While this definition of a perfect translation is generally correct, it’s not universal. Some translations call for a different approach. Let’s look at two reasons why this standard may be impossible or even undesirable.
- Formal documents. A legal document follows a structure and rules specific to the source language and therefore does not lend itself to this type of “perfect” translation. No matter how hard a translator tries to make the translation feel more natural, he/she is limited by this structure and these rules. To make it feel more natural would require a complete overhaul. This is impossible, however, because no one wants a translated legal document that is substantially different from the original.
For example, a license agreement translated from English to Russian is bound to feel like a translation, because Russian legal documents are simply written in a different way. A Russian agreement begins with a clause about who is concluding the agreement and when, whereas an English agreement often begins with several “whereas” clauses. An English agreement often uses a lot of terms with relatively similar meaning, such as “indemnify, defend, and hold harmless” or “indirect, special, or consequential damages,” whereas a typical Russian agreement uses just one or two.
The bottom line is that regardless of how a translator attempts to create a perfect translation, a formal document will still have an “aftertaste” of the original language.

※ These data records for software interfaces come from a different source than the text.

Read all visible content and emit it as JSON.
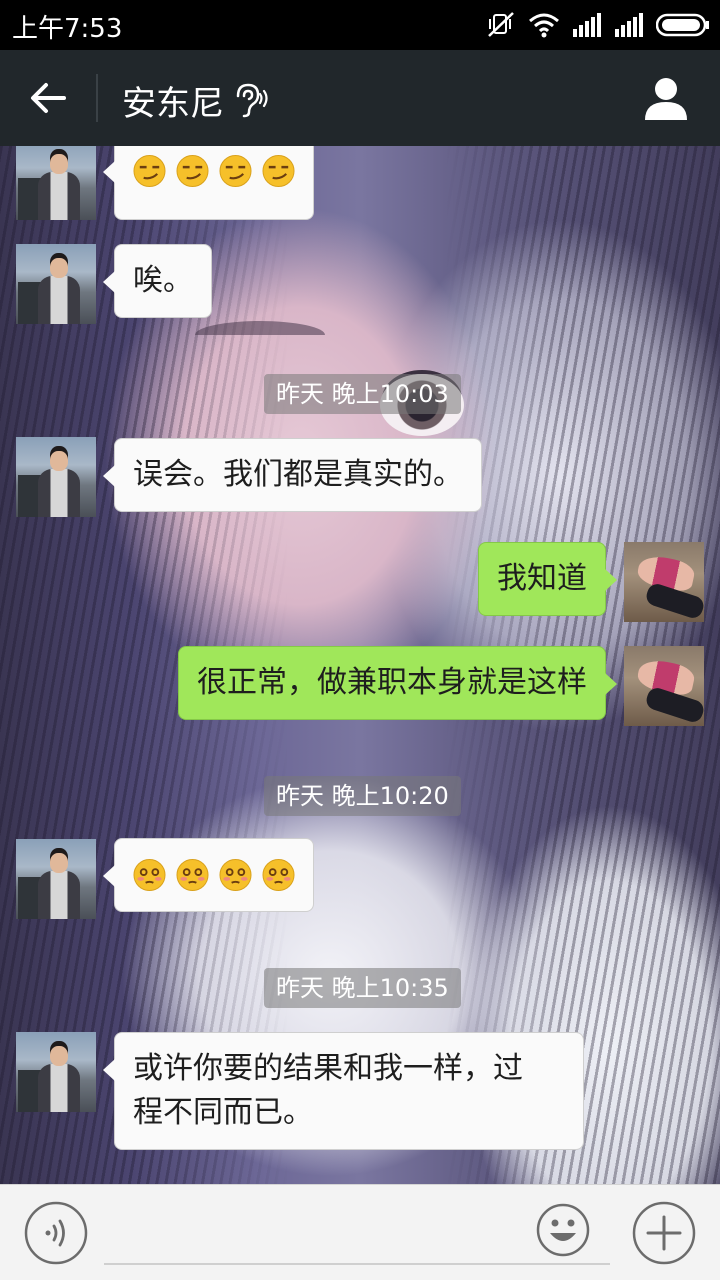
{
  "status_bar": {
    "time": "上午7:53",
    "icons": [
      "mute-icon",
      "wifi-icon",
      "signal-icon",
      "signal-icon",
      "battery-icon"
    ]
  },
  "header": {
    "title": "安东尼",
    "back_icon": "arrow-left-icon",
    "ear_icon": "ear-icon",
    "contact_icon": "person-icon"
  },
  "messages": [
    {
      "side": "left",
      "type": "emoji",
      "emoji": "smirk",
      "count": 4
    },
    {
      "side": "left",
      "type": "text",
      "text": "唉。"
    },
    {
      "type": "time",
      "text": "昨天 晚上10:03"
    },
    {
      "side": "left",
      "type": "text",
      "text": "误会。我们都是真实的。"
    },
    {
      "side": "right",
      "type": "text",
      "text": "我知道"
    },
    {
      "side": "right",
      "type": "text",
      "text": "很正常，做兼职本身就是这样"
    },
    {
      "type": "time",
      "text": "昨天 晚上10:20"
    },
    {
      "side": "left",
      "type": "emoji",
      "emoji": "blush",
      "count": 4
    },
    {
      "type": "time",
      "text": "昨天 晚上10:35"
    },
    {
      "side": "left",
      "type": "text",
      "text_line1": "或许你要的结果和我一样，过",
      "text_line2": "程不同而已。"
    }
  ],
  "input_bar": {
    "voice_icon": "voice-icon",
    "emoji_icon": "smiley-icon",
    "plus_icon": "plus-icon",
    "placeholder": ""
  },
  "colors": {
    "header_bg": "#21272b",
    "sent_bubble": "#a0e75a",
    "received_bubble": "#fafafa"
  }
}
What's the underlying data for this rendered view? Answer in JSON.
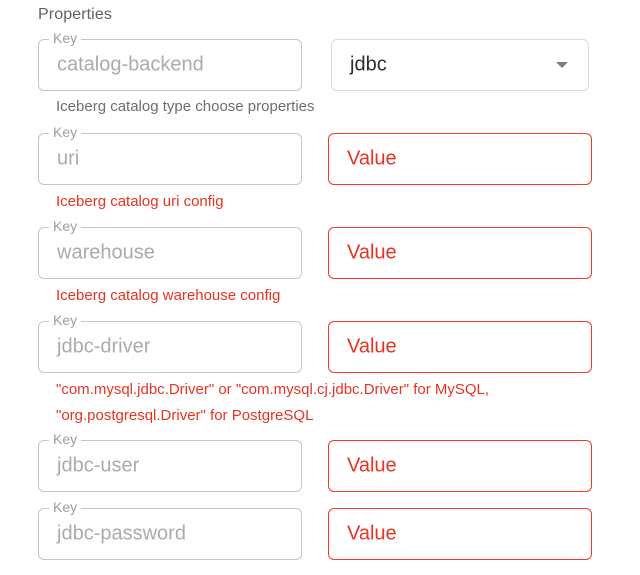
{
  "section_title": "Properties",
  "key_legend": "Key",
  "rows": [
    {
      "key": "catalog-backend",
      "select_value": "jdbc",
      "helper": "Iceberg catalog type choose properties"
    },
    {
      "key": "uri",
      "value": "Value",
      "helper": "Iceberg catalog uri config"
    },
    {
      "key": "warehouse",
      "value": "Value",
      "helper": "Iceberg catalog warehouse config"
    },
    {
      "key": "jdbc-driver",
      "value": "Value",
      "helper_line1": "\"com.mysql.jdbc.Driver\" or \"com.mysql.cj.jdbc.Driver\" for MySQL,",
      "helper_line2": "\"org.postgresql.Driver\" for PostgreSQL"
    },
    {
      "key": "jdbc-user",
      "value": "Value"
    },
    {
      "key": "jdbc-password",
      "value": "Value"
    }
  ],
  "colors": {
    "error": "#e53423",
    "key_border": "#c4c6c9",
    "value_border": "#ef3a2c"
  },
  "icons": {
    "select_caret": "chevron-down-icon"
  }
}
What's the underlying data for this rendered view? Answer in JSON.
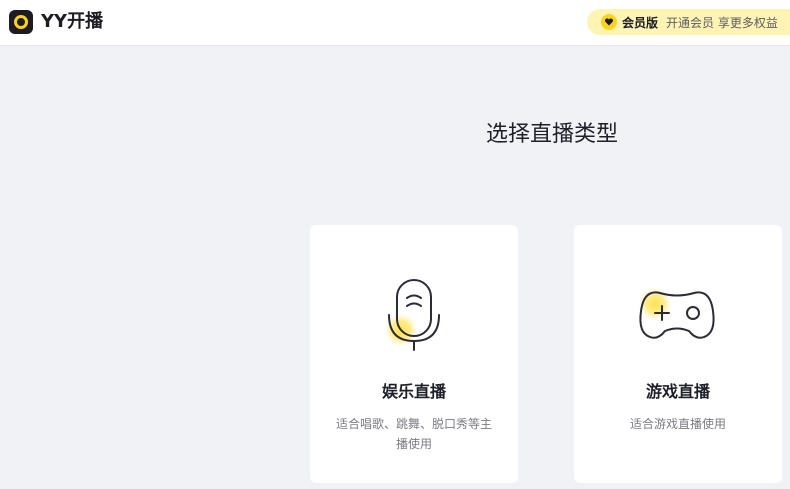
{
  "app": {
    "title": "YY开播"
  },
  "vip": {
    "label": "会员版",
    "desc": "开通会员 享更多权益"
  },
  "main": {
    "heading": "选择直播类型",
    "cards": [
      {
        "title": "娱乐直播",
        "desc": "适合唱歌、跳舞、脱口秀等主播使用",
        "icon": "microphone-icon"
      },
      {
        "title": "游戏直播",
        "desc": "适合游戏直播使用",
        "icon": "gamepad-icon"
      }
    ]
  },
  "colors": {
    "accent": "#ffd21f",
    "pill": "#fff4b3",
    "bg": "#f1f2f6"
  }
}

- Accuracy vs. style. The second, and even more important, reason is accuracy. The general principle is that the more literally accurate a translation is, the worse the style and the less natural it feels. The source and target languages are often miles away in terms of how a well-structured sentence looks. Going for 100% of the original meaning in the translation—and this is what literal accuracy is all about—leads to the feeling that even though the words in the translation are, say, Russian, the text actually reads like the source language, English. To eliminate this feeling, a translator needs to do two things:
- Omit words that are idiomatic in the source language, but are superfluous in the target language.
- Go for idiomatic phrases in the target language, even though they may not convey 100% of the original meaning.
Very often, however, this is not an option. When translating a user manual or a clinical trial protocol, accuracy is so important that choosing style over accuracy is completely out of the question.
Another reason that translators choose accuracy over style is the fear of being reprimanded for doing otherwise. With accuracy being one of the main evaluation criteria used by translation agencies and direct clients, how many translators have the courage to stray from it in the ways suggested above? Not many, I guess. Most translators prefer to be on the safe side, putting accuracy first and style second. This makes it important for clients to voice their expectations. For instance, with marketing translations, some clients ask us to avoid a word-for-word translation and make a “transcreation” instead.
Making a translation sound like it is not a translation at all can be a challenge. With more formal documents, it is next to impossible. With less formal documents, it is easier to achieve, as long as a translator feels it is okay to sacrifice accuracy for style. Because the translator doesn’t know what is right for a specific client, it is important that clients let translators know their expectations about the balance of accuracy and style.
And what is your opinion? Is style really more important than accuracy, since a good translation doesn’t feel like a translation?
Click here to read more about why some translators tend to deliver literal translations.